Denying the emotional pain of divorce by trying to avoid it or push it away can actually extend the time it takes to heal. Instead, allow yourself time to work through the grieving process.
Underneath the guise of an emotionally contained divorce lawyer there is invariably a soft personality who is easily moved to tears by beautiful music, films or novels. No wonder therefore that I jumped at the opportunity to listen to “Spark” which is the second album from jazz singer and song writer, Kat Reinhert. It was released independently today and is inspired by Kat’s own experiences including with the struggles and hardships that divorce can cause.
“We’ve said goodbye so I know that I’ve just got to walk into the rain,” she sings on the first track.
In the next she proffers advice for dealing with the emotional aftershock with lyrics like, “Sometimes we have to put it down because it’s heavy.”
At times her songs acknowledge the pain whilst other tracks motivate the listener to keep up the battle for recovery with, for instance, “You are not going down without a fight.”
Kat succeeds in being a harmonious mentor and says herself that she is “proud of this album. Not only because of the content and themes it explores but because of the music and arrangements that the musicians helped to create and shape.”
If you want to share the rawness of someone else’s pain and in so doing seek solace for your own then listening to Spark could hold the answer.
I took delivery of a new television set today. We now have his and her TVs, after I finally resolved that watching the screen when Outdoor Man controls the remote is just too tricky. Whenever I thought that we were settling down to watch something, lo the channel changed. What is it about men and their innate desire to surf TV channels? For a gender that is notorious for its inability to “juggle,” it certainly has to be congratulated on being able to follow a dozen programmes contemporaneously.
A family law colleague once remarked to me, after encountering similar issues in her own living room, that she found it curious that she had never been asked by a client to draft a divorce petition incorporating allegations of unreasonable behaviour based on a husband’s operation of the television remote controller. I never did either. I do recall proceedings, once upon a time, which referred to a wife’s concealment of the remote but generally speaking the fairer sex clearly learnt long ago that there are some battles that are not worth the fight.

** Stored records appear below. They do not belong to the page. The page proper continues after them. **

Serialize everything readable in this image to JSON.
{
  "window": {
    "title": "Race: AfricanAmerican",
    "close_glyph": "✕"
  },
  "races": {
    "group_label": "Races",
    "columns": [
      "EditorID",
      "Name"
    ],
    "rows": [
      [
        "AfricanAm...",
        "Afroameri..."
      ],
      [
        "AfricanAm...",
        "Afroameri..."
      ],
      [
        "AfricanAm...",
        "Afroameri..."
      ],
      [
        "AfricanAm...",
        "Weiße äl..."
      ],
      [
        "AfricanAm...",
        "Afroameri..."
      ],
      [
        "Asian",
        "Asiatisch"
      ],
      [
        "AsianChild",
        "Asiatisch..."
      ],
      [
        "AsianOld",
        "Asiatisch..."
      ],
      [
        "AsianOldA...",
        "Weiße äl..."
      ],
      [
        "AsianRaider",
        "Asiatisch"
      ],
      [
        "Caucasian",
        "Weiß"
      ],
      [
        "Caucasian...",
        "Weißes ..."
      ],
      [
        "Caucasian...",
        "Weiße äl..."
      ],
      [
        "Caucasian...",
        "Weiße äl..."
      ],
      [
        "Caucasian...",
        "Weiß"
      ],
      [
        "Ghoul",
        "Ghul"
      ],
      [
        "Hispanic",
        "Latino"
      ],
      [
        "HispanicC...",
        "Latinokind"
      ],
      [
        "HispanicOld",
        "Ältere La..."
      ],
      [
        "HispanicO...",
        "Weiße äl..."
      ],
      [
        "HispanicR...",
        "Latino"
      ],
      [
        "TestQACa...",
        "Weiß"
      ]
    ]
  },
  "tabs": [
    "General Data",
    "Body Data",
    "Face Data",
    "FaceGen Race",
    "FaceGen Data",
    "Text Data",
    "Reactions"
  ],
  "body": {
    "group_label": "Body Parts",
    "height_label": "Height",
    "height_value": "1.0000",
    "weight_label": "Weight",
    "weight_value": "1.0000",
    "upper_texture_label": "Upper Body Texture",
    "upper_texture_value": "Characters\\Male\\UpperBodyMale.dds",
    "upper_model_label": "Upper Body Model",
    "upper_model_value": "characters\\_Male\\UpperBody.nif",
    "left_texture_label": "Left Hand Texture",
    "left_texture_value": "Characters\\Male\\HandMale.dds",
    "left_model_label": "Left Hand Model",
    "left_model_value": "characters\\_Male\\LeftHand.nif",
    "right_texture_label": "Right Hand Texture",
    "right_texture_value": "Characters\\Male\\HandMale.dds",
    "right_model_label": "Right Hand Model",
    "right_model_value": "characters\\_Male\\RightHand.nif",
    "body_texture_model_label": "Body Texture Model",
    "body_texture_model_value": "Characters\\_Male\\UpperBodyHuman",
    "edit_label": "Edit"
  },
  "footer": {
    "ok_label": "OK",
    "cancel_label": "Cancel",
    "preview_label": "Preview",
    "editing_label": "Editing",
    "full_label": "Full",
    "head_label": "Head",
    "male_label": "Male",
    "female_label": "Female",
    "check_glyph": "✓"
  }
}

Moreover, when house contents came to be divided, in my experience it was not unknown for a husband to magnanimously concede that his wife could have the majority of the furniture and white goods, so long only as he could retain their largest television set. Fortuitously she usually agreed to him having the remote controller too.